■ WORK TO COMPLETE ■
Repeat each entry exactly, but do not carry over the pictures.

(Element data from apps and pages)

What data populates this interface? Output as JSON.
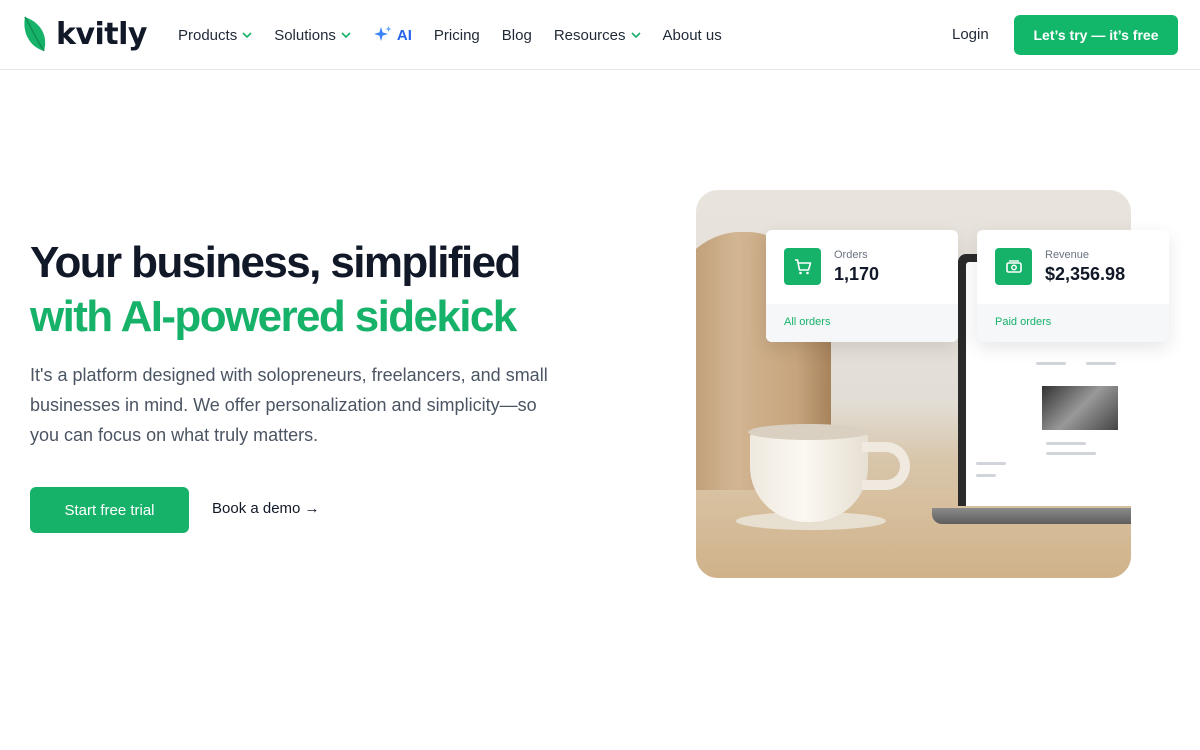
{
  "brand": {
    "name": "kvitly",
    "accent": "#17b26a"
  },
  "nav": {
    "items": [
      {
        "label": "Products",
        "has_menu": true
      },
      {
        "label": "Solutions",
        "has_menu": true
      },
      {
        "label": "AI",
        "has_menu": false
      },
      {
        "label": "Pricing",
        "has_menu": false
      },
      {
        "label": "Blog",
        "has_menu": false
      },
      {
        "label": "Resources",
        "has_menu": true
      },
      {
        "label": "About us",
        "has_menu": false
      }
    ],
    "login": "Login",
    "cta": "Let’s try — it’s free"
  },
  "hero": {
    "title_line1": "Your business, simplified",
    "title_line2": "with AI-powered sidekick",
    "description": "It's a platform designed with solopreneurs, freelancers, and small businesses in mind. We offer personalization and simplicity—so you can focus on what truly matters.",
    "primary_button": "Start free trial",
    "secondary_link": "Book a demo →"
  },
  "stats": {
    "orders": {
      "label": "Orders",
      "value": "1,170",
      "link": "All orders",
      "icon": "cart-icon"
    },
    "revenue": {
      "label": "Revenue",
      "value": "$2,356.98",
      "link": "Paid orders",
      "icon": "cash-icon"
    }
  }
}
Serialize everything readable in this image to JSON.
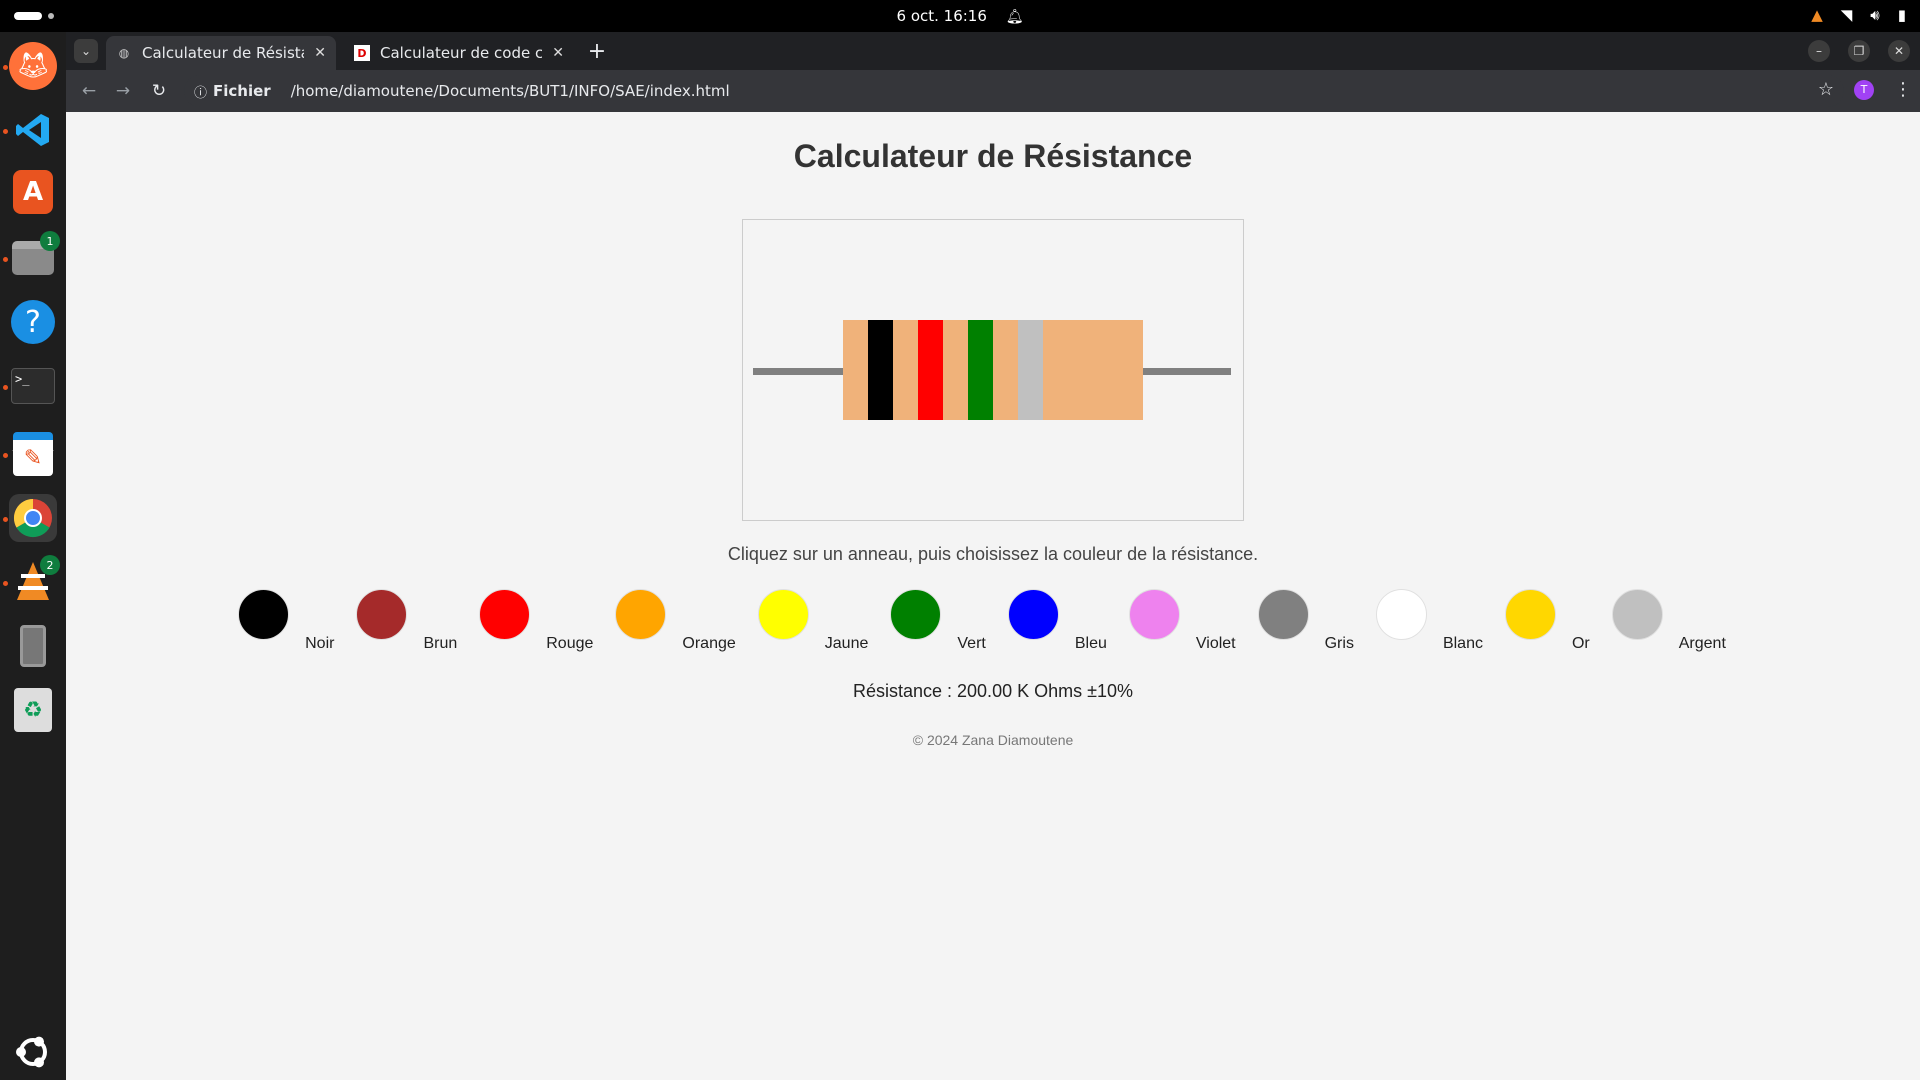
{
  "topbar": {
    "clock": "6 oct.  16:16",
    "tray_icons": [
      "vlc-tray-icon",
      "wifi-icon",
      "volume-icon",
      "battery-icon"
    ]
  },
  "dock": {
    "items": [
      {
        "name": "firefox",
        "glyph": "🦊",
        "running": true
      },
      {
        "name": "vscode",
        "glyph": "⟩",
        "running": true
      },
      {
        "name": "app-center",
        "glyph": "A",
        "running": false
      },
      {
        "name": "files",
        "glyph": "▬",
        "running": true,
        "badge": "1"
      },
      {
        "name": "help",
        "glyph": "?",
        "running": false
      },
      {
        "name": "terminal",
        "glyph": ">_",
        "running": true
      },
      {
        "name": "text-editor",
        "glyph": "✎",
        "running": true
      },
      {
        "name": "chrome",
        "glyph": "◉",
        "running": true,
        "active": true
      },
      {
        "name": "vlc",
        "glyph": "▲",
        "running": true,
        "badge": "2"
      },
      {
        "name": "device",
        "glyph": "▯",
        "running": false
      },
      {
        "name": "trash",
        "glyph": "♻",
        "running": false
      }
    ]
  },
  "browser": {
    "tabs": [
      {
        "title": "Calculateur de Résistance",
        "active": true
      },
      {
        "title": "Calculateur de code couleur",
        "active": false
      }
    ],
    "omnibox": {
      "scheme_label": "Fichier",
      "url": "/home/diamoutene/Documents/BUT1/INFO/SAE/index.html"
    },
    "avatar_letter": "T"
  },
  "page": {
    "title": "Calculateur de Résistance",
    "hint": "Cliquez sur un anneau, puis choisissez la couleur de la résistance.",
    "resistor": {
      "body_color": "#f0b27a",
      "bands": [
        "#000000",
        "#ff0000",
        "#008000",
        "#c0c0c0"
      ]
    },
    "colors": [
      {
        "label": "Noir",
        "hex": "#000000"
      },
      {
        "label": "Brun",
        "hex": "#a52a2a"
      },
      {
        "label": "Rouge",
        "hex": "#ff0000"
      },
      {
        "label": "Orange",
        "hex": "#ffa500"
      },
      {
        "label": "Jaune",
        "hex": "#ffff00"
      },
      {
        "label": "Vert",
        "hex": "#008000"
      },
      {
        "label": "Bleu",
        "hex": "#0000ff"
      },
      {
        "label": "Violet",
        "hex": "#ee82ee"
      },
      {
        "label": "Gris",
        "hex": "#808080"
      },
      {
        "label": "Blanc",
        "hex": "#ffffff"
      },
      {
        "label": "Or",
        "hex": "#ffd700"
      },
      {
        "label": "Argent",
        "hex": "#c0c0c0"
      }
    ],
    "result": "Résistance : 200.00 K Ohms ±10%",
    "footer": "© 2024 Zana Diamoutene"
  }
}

■ EXERCISE SOLUTION ■
What data populates this interface? Output as JSON.
{
  "brand": {
    "name": "kvitly",
    "accent": "#17b26a"
  },
  "nav": {
    "items": [
      {
        "label": "Products",
        "has_menu": true
      },
      {
        "label": "Solutions",
        "has_menu": true
      },
      {
        "label": "AI",
        "has_menu": false
      },
      {
        "label": "Pricing",
        "has_menu": false
      },
      {
        "label": "Blog",
        "has_menu": false
      },
      {
        "label": "Resources",
        "has_menu": true
      },
      {
        "label": "About us",
        "has_menu": false
      }
    ],
    "login": "Login",
    "cta": "Let’s try — it’s free"
  },
  "hero": {
    "title_line1": "Your business, simplified",
    "title_line2": "with AI-powered sidekick",
    "description": "It's a platform designed with solopreneurs, freelancers, and small businesses in mind. We offer personalization and simplicity—so you can focus on what truly matters.",
    "primary_button": "Start free trial",
    "secondary_link": "Book a demo →"
  },
  "stats": {
    "orders": {
      "label": "Orders",
      "value": "1,170",
      "link": "All orders",
      "icon": "cart-icon"
    },
    "revenue": {
      "label": "Revenue",
      "value": "$2,356.98",
      "link": "Paid orders",
      "icon": "cash-icon"
    }
  }
}
Serialize everything readable in this image to JSON.
{
  "topbar": {
    "clock": "6 oct.  16:16",
    "tray_icons": [
      "vlc-tray-icon",
      "wifi-icon",
      "volume-icon",
      "battery-icon"
    ]
  },
  "dock": {
    "items": [
      {
        "name": "firefox",
        "glyph": "🦊",
        "running": true
      },
      {
        "name": "vscode",
        "glyph": "⟩",
        "running": true
      },
      {
        "name": "app-center",
        "glyph": "A",
        "running": false
      },
      {
        "name": "files",
        "glyph": "▬",
        "running": true,
        "badge": "1"
      },
      {
        "name": "help",
        "glyph": "?",
        "running": false
      },
      {
        "name": "terminal",
        "glyph": ">_",
        "running": true
      },
      {
        "name": "text-editor",
        "glyph": "✎",
        "running": true
      },
      {
        "name": "chrome",
        "glyph": "◉",
        "running": true,
        "active": true
      },
      {
        "name": "vlc",
        "glyph": "▲",
        "running": true,
        "badge": "2"
      },
      {
        "name": "device",
        "glyph": "▯",
        "running": false
      },
      {
        "name": "trash",
        "glyph": "♻",
        "running": false
      }
    ]
  },
  "browser": {
    "tabs": [
      {
        "title": "Calculateur de Résistance",
        "active": true
      },
      {
        "title": "Calculateur de code couleur",
        "active": false
      }
    ],
    "omnibox": {
      "scheme_label": "Fichier",
      "url": "/home/diamoutene/Documents/BUT1/INFO/SAE/index.html"
    },
    "avatar_letter": "T"
  },
  "page": {
    "title": "Calculateur de Résistance",
    "hint": "Cliquez sur un anneau, puis choisissez la couleur de la résistance.",
    "resistor": {
      "body_color": "#f0b27a",
      "bands": [
        "#000000",
        "#ff0000",
        "#008000",
        "#c0c0c0"
      ]
    },
    "colors": [
      {
        "label": "Noir",
        "hex": "#000000"
      },
      {
        "label": "Brun",
        "hex": "#a52a2a"
      },
      {
        "label": "Rouge",
        "hex": "#ff0000"
      },
      {
        "label": "Orange",
        "hex": "#ffa500"
      },
      {
        "label": "Jaune",
        "hex": "#ffff00"
      },
      {
        "label": "Vert",
        "hex": "#008000"
      },
      {
        "label": "Bleu",
        "hex": "#0000ff"
      },
      {
        "label": "Violet",
        "hex": "#ee82ee"
      },
      {
        "label": "Gris",
        "hex": "#808080"
      },
      {
        "label": "Blanc",
        "hex": "#ffffff"
      },
      {
        "label": "Or",
        "hex": "#ffd700"
      },
      {
        "label": "Argent",
        "hex": "#c0c0c0"
      }
    ],
    "result": "Résistance : 200.00 K Ohms ±10%",
    "footer": "© 2024 Zana Diamoutene"
  }
}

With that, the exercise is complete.